Major changes set to shake up Estonian mobile-phone market

  • 2004-11-01
  • By Aleksei Gunter
TALLINN - Estonia's mobile telecommunication industry welcomed the arrival of a new player with the official launch of Bravocom on Nov.1. While it can't possibly hope to compete with market leaders EMT and Tele2, Bravocom is aiming to win a share of this lucrative market by offering fixed contract options that will see customers paying only for the services they use.

It took Bravocom some 100 million kroons (6.4 million euros) to launch operations. The Tallinn-based, Estonian-owned company rents its network towers from Radiolinja mobile-telecommunication company but issues its own SIM-cards and phone numbers, and has its own customer support operations.

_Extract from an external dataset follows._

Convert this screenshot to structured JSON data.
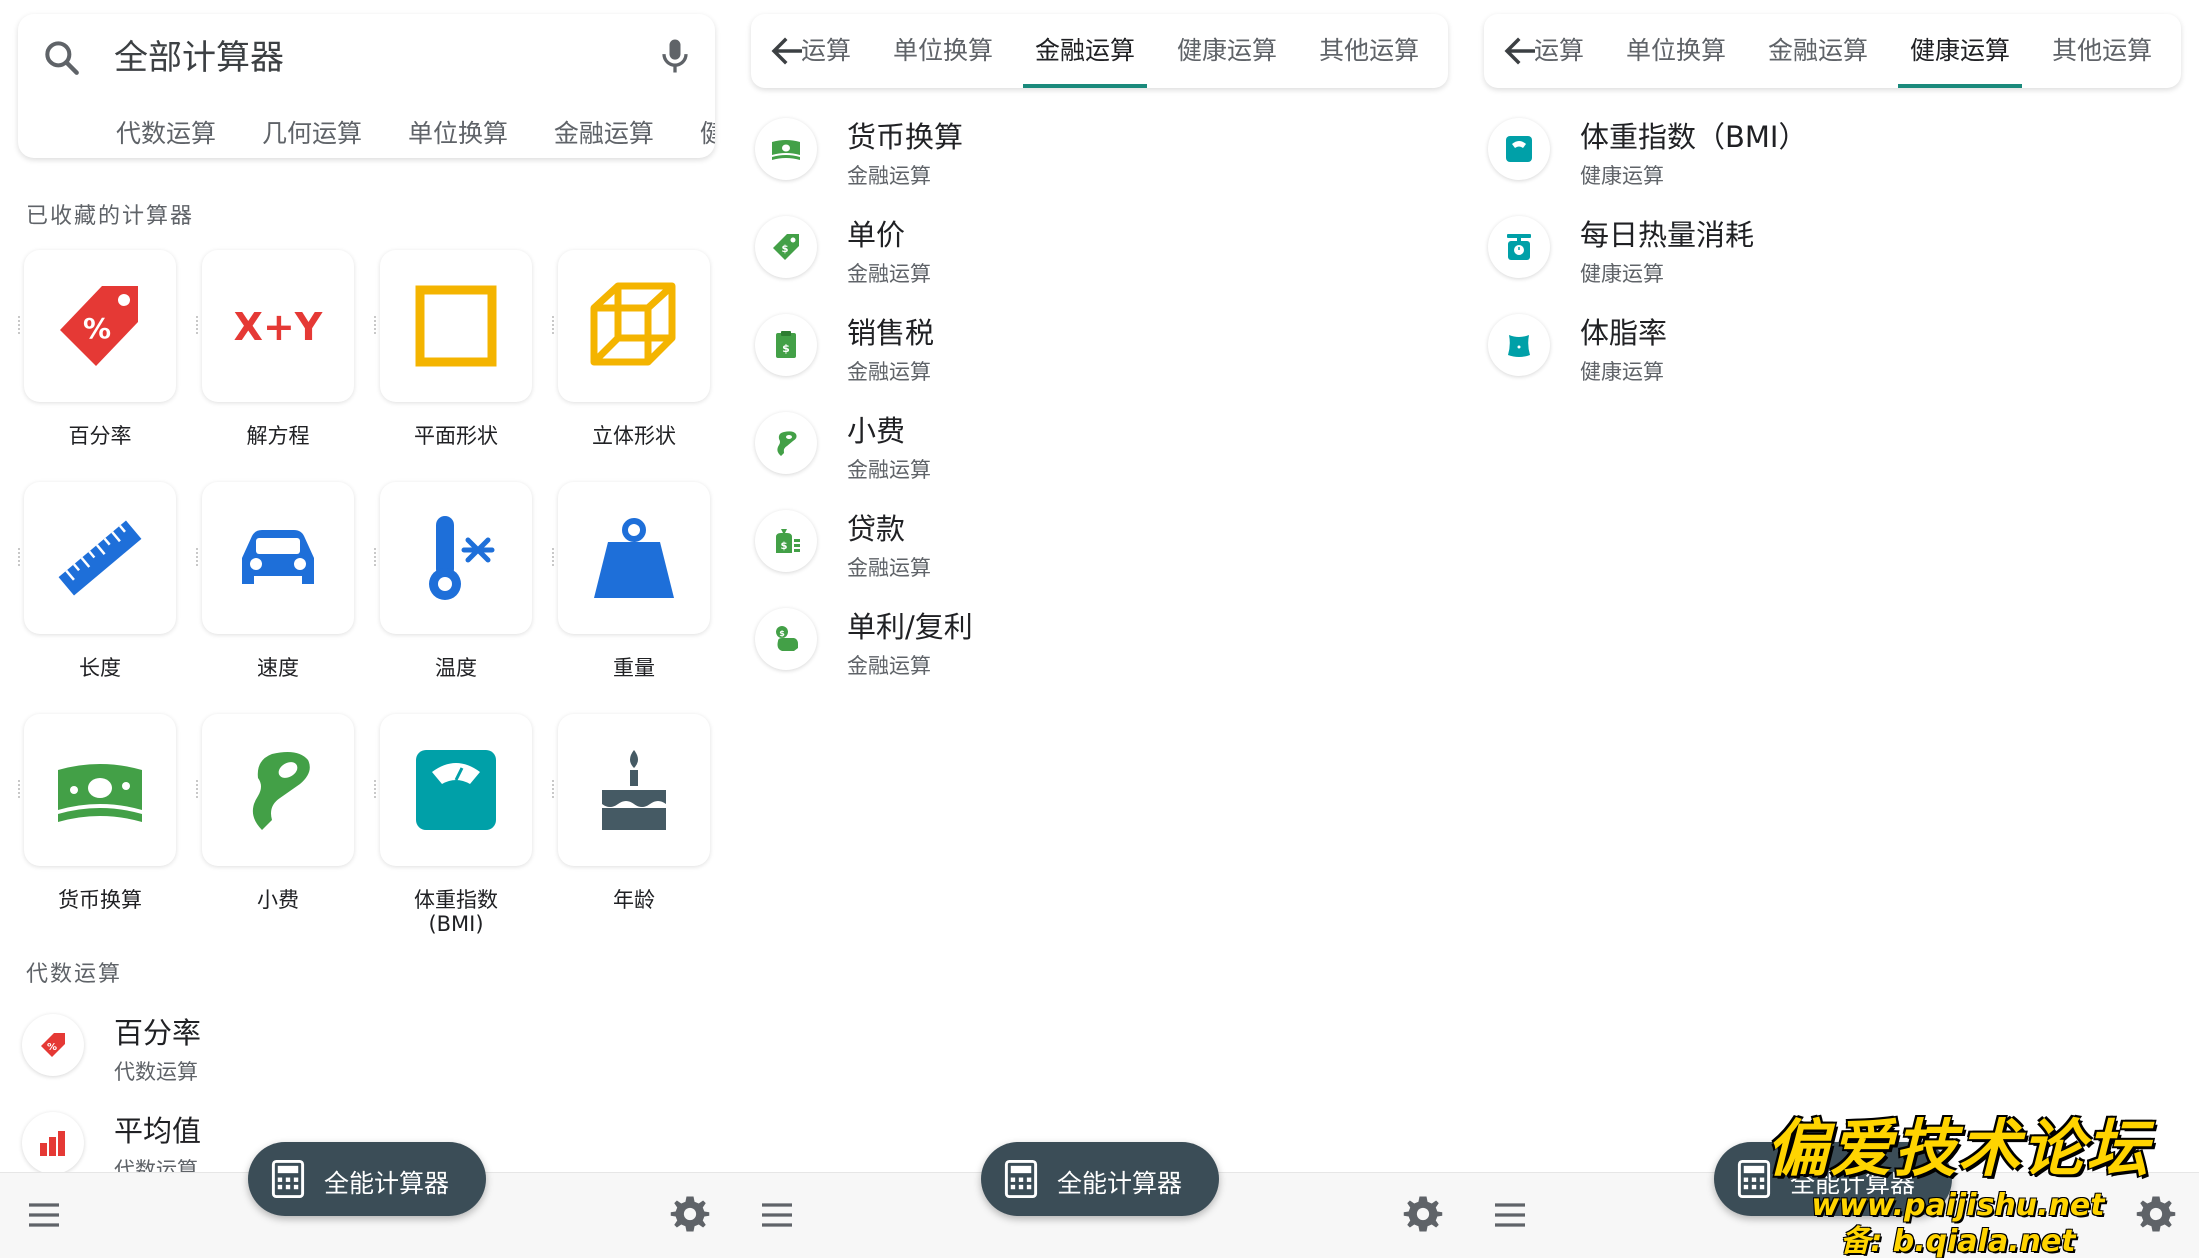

Unlike the other major players in Estonia, Bravocom does not sell mobile phones, although it may consider doing so in the future. At the moment the company offers a prepaid GSM card and a contract service under one trademark.

Bravocom's arrival on the scene comes just two months before another major change is due to drastically shake up the telecommunication market. As of next year, Estonian mobile phone users will be able to change phone operators while keeping their old numbers, something that could radically alter what is presently a cozy state of affairs.

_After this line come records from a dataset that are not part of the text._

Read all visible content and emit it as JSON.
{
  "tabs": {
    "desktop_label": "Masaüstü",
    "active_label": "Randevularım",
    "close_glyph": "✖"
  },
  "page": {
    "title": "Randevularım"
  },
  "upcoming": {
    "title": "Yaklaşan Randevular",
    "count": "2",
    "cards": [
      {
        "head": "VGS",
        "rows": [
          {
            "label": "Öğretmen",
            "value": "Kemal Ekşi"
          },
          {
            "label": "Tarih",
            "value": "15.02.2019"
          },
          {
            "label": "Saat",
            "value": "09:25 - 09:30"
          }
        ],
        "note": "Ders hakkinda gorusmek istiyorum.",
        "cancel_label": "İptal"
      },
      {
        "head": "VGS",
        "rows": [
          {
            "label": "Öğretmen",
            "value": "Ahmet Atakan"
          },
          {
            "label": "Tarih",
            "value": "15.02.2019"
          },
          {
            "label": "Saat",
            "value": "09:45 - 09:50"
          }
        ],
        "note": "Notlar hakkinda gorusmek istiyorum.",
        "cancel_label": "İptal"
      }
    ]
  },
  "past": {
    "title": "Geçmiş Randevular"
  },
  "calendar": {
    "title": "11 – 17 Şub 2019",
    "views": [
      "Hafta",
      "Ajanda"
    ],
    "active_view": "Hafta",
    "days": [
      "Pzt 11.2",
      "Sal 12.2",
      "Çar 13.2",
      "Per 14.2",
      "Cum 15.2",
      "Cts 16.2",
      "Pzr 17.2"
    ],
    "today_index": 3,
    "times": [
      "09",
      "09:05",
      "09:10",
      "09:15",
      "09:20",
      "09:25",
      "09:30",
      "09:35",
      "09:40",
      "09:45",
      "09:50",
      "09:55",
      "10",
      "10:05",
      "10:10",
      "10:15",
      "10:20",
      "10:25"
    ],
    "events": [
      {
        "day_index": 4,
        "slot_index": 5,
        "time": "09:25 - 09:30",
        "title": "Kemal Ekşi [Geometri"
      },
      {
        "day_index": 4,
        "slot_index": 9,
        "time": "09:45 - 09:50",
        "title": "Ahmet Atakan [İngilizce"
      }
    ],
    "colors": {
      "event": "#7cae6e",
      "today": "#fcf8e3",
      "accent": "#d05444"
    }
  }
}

"Despite the fact that from the beginning of the new year clients will be able to change their operators without changing their numbers, we believe there is still a certain demand for new and simple numbers," said Peep Poldsamm, Bravocom's CEO.

According to Poldsamm, Estonia may witness over a dozen new virtual and service mobile telecommunication operators in the near future. The Finnish service operator Saunalahti has recently found a network solution that allows it to operate in both Finland and Estonia, greatly boosting its sale of prepaid GSM-cards.

Before Nov.1 there were three operators covering the Estonian market of over 900,000 mobile- phone users. Judging by the number of SIM-cards that have been issued, the largest one, EMT, had up to a 47 percent market share while Tele2 and Radiolinja had about a 37 percent and 16 percent market share respectively, according to EMT.

A spokesperson for EMT, however, said that the company was not worried about the new operator's appearance, as it was neither offering new services nor attempting to win over new clients with drastically low prices.

Bravocom is offering about 10,000 original numbers starting with the digits 545. The company is also offering fixed contracts that ensure clients only have to pay for whatever services they use without the additional cost of line rental.

In neighboring Finland, some 1 million people, or 25 percent of cell-phone users, reportedly changed their operators as a result of the introduction, which will soon be introduced in Estonia. Analysts are predicting that up to 180,000 Estonian residents will change their mobile network operator at the beginning of 2005.

All four operators in the country have stated that they hope to lure new clients during the network change, and everyone accepts that a price war will continue for some time. Meanwhile, the three established operators recently introduced special contract options for business clients that have seen call costs cut by several times the regular price.

Analysts are also predicting that Estonia's mobile telecommunication company profit margins will fall over the next few years due to the increase in competition. One such example of this trend can be seen with market leader EMT's ARPU (Average Revenue Per User) rate, which has decreased from 423 kroons (27 euros) to 378 kroons since last September. Needless to say, all of this will come as music to the ears of Estonia's ardent mobile phone users.